‘If I could paint my ideal body, it would be a flat belly, big bum, big boobs. Like Jessica Rabbit’
everything’s come into place. Everything I’ve prayed for, pretty much, has happened, so somebody somewhere is working their magic.’ As she slurps the last dregs of the Coca Cola can, I ask if Maya’s attitude towards food is as pragmatic as the rest of her thinking. Unsurprisingly, the answer is yes. She ‘eats loads of bread and stuff’ and ‘a Mcdonald’s when I want to’, but isn’t averse to ‘a smoothie with loads of greens shoved in and a banana to hide the taste’, and ‘fish and veg and new potatoes’ is a go-to dinner. As unwilling as I am to suggest that she’s a living version of the hackneyed #balance hashtag, it’s the truth. ‘I’ll eat naughty stuff, then I’ll eat nice stuff.’ Maya has two tattoos. One is the initials of her late boyfriend, the other is in Arabic and reads, ‘Love like you’ve never been hurt, dance like nobody’s watching.’ The latter could be naff if it weren’t so true to Maya’s life thus far, fast-tracked compared with most people’s. It’s there, on her side, hidden so that you can only see it if she’s ‘in bra and panties’, but a go-to maxim should she feel the need. I tell her she reminds me of someone. The positivity-over-diversity, the boundless energy, the unabashed friendliness, the sheer likeability, the abs… ‘Oh my God, I love Davina! She’s been through some hard things, hasn’t she? And she’s come out the other side. She’s an incredible woman and I really look up to her. She’s silly as well, and not afraid to have a laugh. And I always feel like she cares about people when she’s speaking to them. That’s really something I hope I emulate.’ I wonder if, as Maya’s star grows brighter and she begins to build a name for herself across the pond, she’ll set her sights on a vision more in line with the American dream. But then I reference the fact that she’s the face of the inaugural UK issue of Women’s Health.

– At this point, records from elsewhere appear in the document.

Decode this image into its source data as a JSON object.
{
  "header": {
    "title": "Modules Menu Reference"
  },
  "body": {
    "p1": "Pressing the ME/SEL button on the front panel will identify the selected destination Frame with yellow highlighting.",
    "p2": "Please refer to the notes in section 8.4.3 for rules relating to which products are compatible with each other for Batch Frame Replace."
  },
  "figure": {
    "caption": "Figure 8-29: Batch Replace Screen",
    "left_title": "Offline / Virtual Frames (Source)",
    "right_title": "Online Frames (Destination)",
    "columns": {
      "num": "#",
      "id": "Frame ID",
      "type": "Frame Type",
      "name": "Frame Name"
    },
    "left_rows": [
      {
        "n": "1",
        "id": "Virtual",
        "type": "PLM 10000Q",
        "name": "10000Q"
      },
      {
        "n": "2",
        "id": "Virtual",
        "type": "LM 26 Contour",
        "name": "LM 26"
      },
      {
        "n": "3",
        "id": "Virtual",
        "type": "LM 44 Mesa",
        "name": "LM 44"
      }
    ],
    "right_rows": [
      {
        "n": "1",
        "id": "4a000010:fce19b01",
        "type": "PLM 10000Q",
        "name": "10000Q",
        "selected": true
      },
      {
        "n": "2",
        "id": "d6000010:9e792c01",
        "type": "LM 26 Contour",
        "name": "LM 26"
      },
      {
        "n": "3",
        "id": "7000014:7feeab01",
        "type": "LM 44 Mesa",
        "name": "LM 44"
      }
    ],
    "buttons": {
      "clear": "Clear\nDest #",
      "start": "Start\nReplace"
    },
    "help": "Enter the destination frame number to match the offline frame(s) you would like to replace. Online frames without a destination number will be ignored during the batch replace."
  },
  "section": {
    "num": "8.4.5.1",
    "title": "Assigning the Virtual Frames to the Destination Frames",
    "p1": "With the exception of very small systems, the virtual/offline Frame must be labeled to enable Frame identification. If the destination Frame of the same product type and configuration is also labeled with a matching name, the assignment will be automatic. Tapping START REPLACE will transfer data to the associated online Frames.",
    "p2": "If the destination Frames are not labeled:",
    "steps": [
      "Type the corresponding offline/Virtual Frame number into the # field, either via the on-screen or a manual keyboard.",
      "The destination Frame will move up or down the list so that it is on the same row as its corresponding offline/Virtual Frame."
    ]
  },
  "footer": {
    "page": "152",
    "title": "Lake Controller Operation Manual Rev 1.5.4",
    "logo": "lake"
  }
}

‘I think being British is the best thing ever... I feel proud to say I’m from England’
‘I think we’re the best!’ she beams. ‘I think being British is the best thing ever. When I travel, I feel proud to tell people I’m from England. You get this reaction wherever you go, like, “Oh my God, you’re British!” I think we’re a real and honest nation. Like, this is me, take it or leave it.’ Maya’s attitude is forthright, forward-thinking and relentlessly upbeat. Empathy comes easily to her, and she’s smarter than your average cookie. That unimaginable incident at 16, which could have floored her for good, she took as a tragic incentive to embark on a journey that’s seen amazing things happen and built the foundations for more excitement to follow. ‘I’m part of the generation that believes you can do anything,’ she adds, like a call to action. ‘No one’s ever going to be you. If you’re the best version of you, you’re unstoppable.’ That’s your next tattoo, I suggest. ‘Can you imagine!’ she laughs. ‘That would be…’ … so Maya Jama.
‘Everything I’ve prayed for, pretty much, has happened’